About 7 years ago, my younger son Peyton had just graduated from UNC and was looking for a job. At this time we were doing those little mini-license keychains and made dog tags still on that same manual engraving machine. We worked ham fests and flea markets and craft shows. I convinced him that we could probably make a little money if we bought a "real", i.e. computerized machine while he went to technical school to get trained to make a living. As we were setting up the machine, we had to move Heyward's old LEGO® collection to make room for our new workshop, and the old idea popped up again. I took a few of his old bricks and tried out the idea on the new machine. It was a frustrating experience but we finally worked out the process with a bit of what I think is some innovative LEGO® engineering and persistence. I was ready to try the internet to see if any interest out there.
Low and behold, I discovered that for some reason no one else--at least no one I could discover--had come up with that old idea. And I discovered a whole culture of creative really smart people previously unknown to me. Matt Gerber, the coordinator of the first BricksWest® thought the idea of engraving on the bricks was good and I said they would make great name badges and keychains. He jumped at the idea and envisioned a contest for badge enhancement by the participants; and they seemed to really take to it.
Peyton and I went to BricksWest® in San Diego to see what the possibilities were. I was of course in hopes of being able to wow the LEGO corporate guys with my incredibly simple but brilliant idea and get permission to set up a kiosk at LEGOLAND, move to California to make my fortune. (This idea is too good and watch--I bet The LEGO Company will soon be offering them at their spiffy theme parks and their company stores). --Update: they do just that at some of their larger stores and LEGOLAND.
Well it was a success anyway as I got to go to the Tucson Mineral Show, see Southern California, go to the zoo, and meet a bunch of interesting people that like to play with LEGO® bricks. But in this context, play is like Jordan "plays" basketball or Peyton Manning "plays" football, or Jimmy Connors and John McEnroe "played" tennis.
I of course was becoming immersed in TLC ("The Lego Community") and learned of BrickFest. I contacted Christina and started doing their badges. I must say it has been fun. And eight years later, although will not consider it profitable (even though it did put my daughter through boarding school and college :) ), it still has great potential. I have sold items to practically ever state in the Union and to over 25 countries.

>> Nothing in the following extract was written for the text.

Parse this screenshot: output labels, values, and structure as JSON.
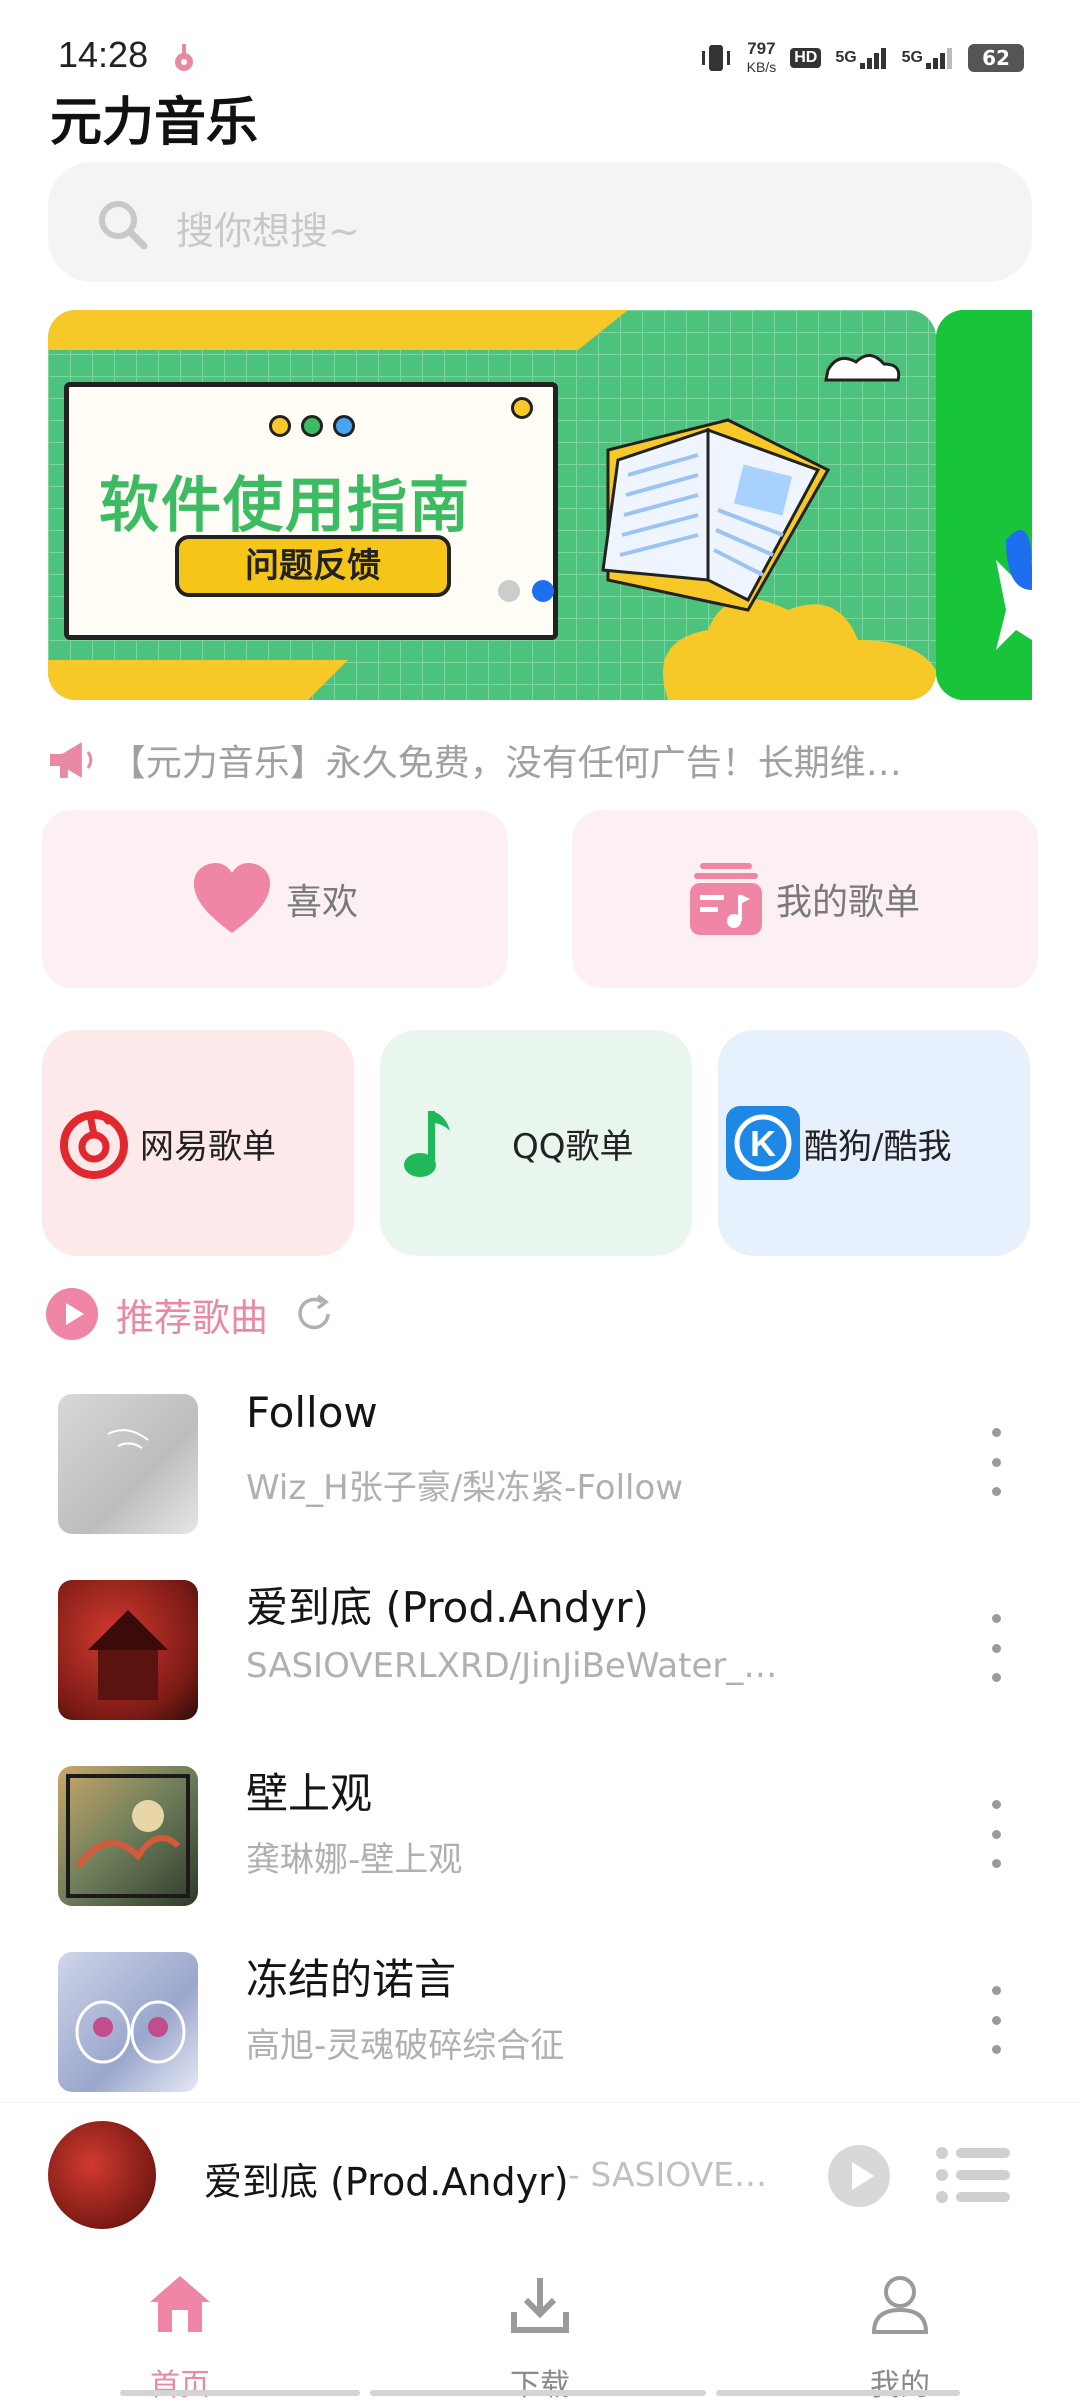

I have high hopes for this new printer, which opens up all kinds of additional items that could not previously be done with the engraving machine. We can now print photos directly onto LEGO™ pieces as well as more complicated designs.
-Tommy Armstrong, Founder and Owner